“The Pretender” had a successful run — four seasons on NBC, plus two follow-up movies on TNT. I worked with the GE nerds to develop all sorts of models, and one of them cited “The Pretender” as the strongest show on the schedule needing minimal lead-in support. It was a show that could work anywhere.
The other one that almost got away was “Just Shoot Me,” a solid workplace comedy from Steve Levitan, who came from “Frasier” and went on to co-create “Modern Family.” I remember going to the pilot table read and being impressed by the professionalism of the cast. “JSM” didn’t make the fall schedule in 1996 but we ordered six episodes for midseason. They quietly went about making them.
What did make the fall schedule was “Men Behaving Badly,” which followed “NewsRadio” on our new Wednesday night comedy block. “Men” was based on a British comedy, and it was from Carsey/Werner of “Cosby”/”Roseanne” renown. It starred Rob Schneider and was a raunchfest — not a good one. Let’s just say Warren Littlefield and I had different opinions as to whether to put the show on in the fall. I did not win the argument.
“Men” got off to a shaky start and, rather than just killing it, there was an effort to retool it. The showrunner assigned the task was Steve Levitan, who had finished producing his “Just Shoot Me” order. In December, we shut “Men Behaving Badly” down for retooling and needed a show for Wednesday. Compounding all this was ABC’s “Arsenio,” which was Arsenio Hall’s attempt at a sitcom. We all thought it was going to be a hit. “Arsenio” was premiering in March.
We decided to rejigger our fledging Wednesday schedule and move “NewsRadio” to 8, away from “Arsenio,” which ABC had slotted at 9 (it ended up airing at 9:30 after “The Drew Carey Show”). I suggested “Just Shoot Me” as the 9 p.m. sacrificial lamb. The show did not have many fans in the building, and Warren suggested that he and I, along with marketing dudes Vince Manze and John Miller, all watch it over the Christmas holidays.
We got on a call toward the end of December, and I said I thought that four of the six episodes of “JSM” were pretty good. The response from the others was that was four more than they liked. Well, we had no choice, so “Just Shoot Me” was the sacrificial lamb … which not only beat “Arsenio,” but also went on to have a successful, seven-season run on the network. “JSM” played a small role in the decision of what to do when “Seinfeld” went away.
That May I introduced myself to Steve Levitan at our upfronts. As was usually the case, although I sort of liked the show, other execs fingered me as the guy who was keeping the show off the air and hated it. Comes with the territory.
Steve retaliated, and in the second season did an episode called “My Dinner with Woody” where Maya, the female lead, has dinner with a deranged person who thinks he is Woody Allen. My name was used for the character.
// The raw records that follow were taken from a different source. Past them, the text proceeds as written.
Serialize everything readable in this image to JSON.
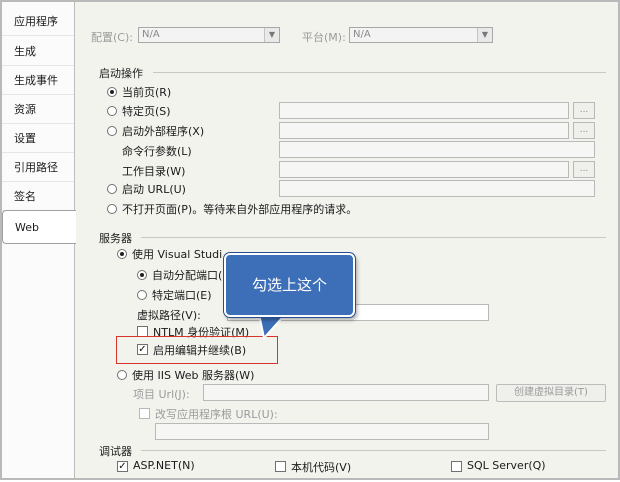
{
  "sidebar": {
    "tabs": [
      "应用程序",
      "生成",
      "生成事件",
      "资源",
      "设置",
      "引用路径",
      "签名",
      "Web"
    ],
    "active": "Web"
  },
  "top": {
    "config_label": "配置(C):",
    "config_value": "N/A",
    "platform_label": "平台(M):",
    "platform_value": "N/A"
  },
  "startup": {
    "title": "启动操作",
    "current_page": "当前页(R)",
    "specific_page": "特定页(S)",
    "start_external": "启动外部程序(X)",
    "cmd_args": "命令行参数(L)",
    "working_dir": "工作目录(W)",
    "start_url": "启动 URL(U)",
    "dont_open": "不打开页面(P)。等待来自外部应用程序的请求。",
    "browse_label": "..."
  },
  "servers": {
    "title": "服务器",
    "use_vs": "使用 Visual Studi",
    "auto_port": "自动分配端口(",
    "specific_port": "特定端口(E)",
    "virtual_path": "虚拟路径(V):",
    "ntlm": "NTLM 身份验证(M)",
    "edit_continue": "启用编辑并继续(B)",
    "use_iis": "使用 IIS Web 服务器(W)",
    "project_url": "项目 Url(J):",
    "create_vdir": "创建虚拟目录(T)",
    "override_root": "改写应用程序根 URL(U):"
  },
  "debuggers": {
    "title": "调试器",
    "aspnet": "ASP.NET(N)",
    "native": "本机代码(V)",
    "sql": "SQL Server(Q)"
  },
  "callout": {
    "text": "勾选上这个",
    "color": "#3d6fb8"
  },
  "highlight_color": "#d9342b"
}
We ended the 1996-97 season with a new group of comedy assets. I figured we were putting off the decision on cancelling a movie night since we had ordered a bunch of made-fors for ’97-’98. It turned out that I was wrong, and that led to some unpleasantries from which we never fully recovered.
To be continued …